By NEIL HARTNELL
Tribune Business Editor
The government will today table further legal changes in Parliament to ensure The Bahamas escapes the European Union’s (EU) tax evasion “blacklist”.
The Minnis administration, in a statement issued late last night, said it will unveil amendments to the Commercial Entities (Substance Requirements) Act to satisfy the 28-nation bloc’s demands following the prime minister’s recent trip to Brussels.
“The amendments follow the latest round of high-level discussions between senior government officials and the European Commission, and take into account feedback received from the commission following an assessment of the legislation,” the government said.
It thus appears that the EU was dissatisfied with parts of the Act passed in early December 2018, and that The Bahamas was in danger of being re-blacklisted if it failed to adjust the legislation to its satisfaction.
In particular, the government said today’s changes will alter the sections relating to “holding companies and resident criteria”.
“The Commercial Entities (Substance Requirements) (Amendment) Bill 2019 expands and clarifies various definitions, and substance and reporting requirements under the original legislation,” the statement last night said.
“Government worked closely with key stakeholders in the financial services sector in preparing the amendments to the Commercial Entities (Substance Requirements) Act. International advisors were also consulted.
“The amendments reinforce the government’s intent to take all necessary steps to safeguard the financial services sector and maintain the industry’s competitive edge, and ensure the removal of The Bahamas from all watch lists in the shortest time frame possible.”
The government met with the financial services industry on Monday to discuss the proposed changes, and has also met with the opposition on the matter.
The Commercial Entities (Substance Requirements) Act is designed to address the EU’s demand for all nations to impose “economic substance” regimes that effectively require companies to prove they have a physical presence - and are doing “real business” - in a jurisdiction.
It wants corporate profits, revenues and assets to be taxed in the jurisdictions where they are generated.
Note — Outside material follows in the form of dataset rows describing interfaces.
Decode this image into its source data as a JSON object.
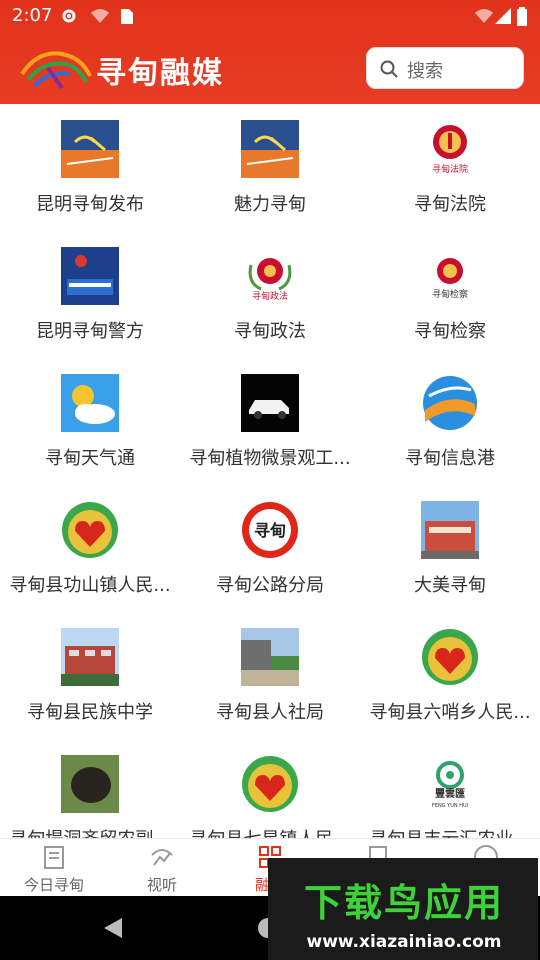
{
  "status_bar": {
    "time": "2:07"
  },
  "header": {
    "logo_text": "寻甸融媒",
    "search": {
      "placeholder": "搜索"
    }
  },
  "grid": {
    "items": [
      {
        "label": "昆明寻甸发布",
        "icon": "xundian-banner-thumb"
      },
      {
        "label": "魅力寻甸",
        "icon": "xundian-banner-thumb"
      },
      {
        "label": "寻甸法院",
        "icon": "court-emblem-icon",
        "caption": "寻甸法院"
      },
      {
        "label": "昆明寻甸警方",
        "icon": "police-thumb"
      },
      {
        "label": "寻甸政法",
        "icon": "politics-law-emblem-icon",
        "caption": "寻甸政法"
      },
      {
        "label": "寻甸检察",
        "icon": "procuratorate-emblem-icon",
        "caption": "寻甸检察"
      },
      {
        "label": "寻甸天气通",
        "icon": "weather-sun-cloud-icon"
      },
      {
        "label": "寻甸植物微景观工...",
        "icon": "car-photo-thumb"
      },
      {
        "label": "寻甸信息港",
        "icon": "info-port-globe-icon"
      },
      {
        "label": "寻甸县功山镇人民...",
        "icon": "handshake-heart-emblem-icon"
      },
      {
        "label": "寻甸公路分局",
        "icon": "highway-bureau-icon",
        "caption": "寻甸"
      },
      {
        "label": "大美寻甸",
        "icon": "building-photo-thumb"
      },
      {
        "label": "寻甸县民族中学",
        "icon": "school-photo-thumb"
      },
      {
        "label": "寻甸县人社局",
        "icon": "street-photo-thumb"
      },
      {
        "label": "寻甸县六哨乡人民...",
        "icon": "handshake-heart-emblem-icon"
      },
      {
        "label": "寻甸堤洞齐留农副...",
        "icon": "truffle-photo-thumb"
      },
      {
        "label": "寻甸县七星镇人民...",
        "icon": "handshake-heart-emblem-icon"
      },
      {
        "label": "寻甸县丰云汇农业...",
        "icon": "fengyunhui-logo-icon",
        "caption": "豐雲匯",
        "caption_en": "FENG YUN HUI"
      }
    ]
  },
  "bottom_nav": {
    "items": [
      {
        "label": "今日寻甸",
        "icon": "newspaper-icon",
        "active": false
      },
      {
        "label": "视听",
        "icon": "broadcast-icon",
        "active": false
      },
      {
        "label": "融媒",
        "icon": "grid-apps-icon",
        "active": true
      },
      {
        "label": "",
        "icon": "document-icon",
        "active": false
      },
      {
        "label": "",
        "icon": "profile-icon",
        "active": false
      }
    ]
  },
  "watermark": {
    "title": "下载鸟应用",
    "url": "www.xiazainiao.com"
  },
  "colors": {
    "brand_red": "#e2321d",
    "text": "#333333",
    "watermark_green": "#3fd13a"
  }
}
They are thus aiming to prevent companies, especially multinational corporations, from exploiting gaps in tax types, rates and rules to artificially shift profits from jurisdictions where they are generated to low or ‘no tax’ jurisdictions, thus lowering their tax bill.
The Bahamian law requires entities operating in this nation to show they have a physical presence by conducting income-generating activities here. Management and control must also reside in this country.
Headquarters operations, together with banking, insurance, fund management, financing and leasing, shipping, distribution or service center operations, and holding companies, are the business activities under the Act that must have a “substantial presence” in The Bahamas through offices and employees and be conducting “real business” activities.
K P Turnquest, the deputy prime minister, in unveiling the Act in the House pre-Christmas, said it was benchmarked on Jersey’s and met EU demands by eliminating the “distinction” that allowed companies to form International Business Companies (IBCs) and other corporate entities as passive “fronting” or holding vehicles that had no physical presence - in terms of an office or staff - in this nation.
“All companies operating from the Bahamas must demonstrate substantial economic and operational presence or have their activity reported and taxed in the jurisdiction where the substantial relevant activity is conducted, so that they can be assessed for tax purposes in that jurisdiction,” the Deputy Prime Minister explained.
Conceding that there was “a new paradigm” when it comes to financial services, Mr Turnquest said the criteria for assessing whether a company has complied with the Bill - besides having an office and staff here - includes the presence of “mind and management” through directors and Board meetings.
“You can’t just pad a company with nominee directors,” he added. “They must have the qualifications to fulfill the substance requirements and make the decisions they’d be expected to make in the conduct of business.
“In essence the intent of the Commercial Entities (Substance Requirements) Bill 2018 is to make the activities of an entity commensurate with its presence in The Bahamas. This means that, at its most basic level, it requires that the included entities have a bona fide office and be more than a ‘brass plate’ at the office of its registered agent.
“The entity should also have tangible assets with a direct connection to its business, and the entity should be in compliance with all reporting obligations within the jurisdiction.... The EU has sent a clear message that substance requirements legislation must be passed by December 31, 2018.”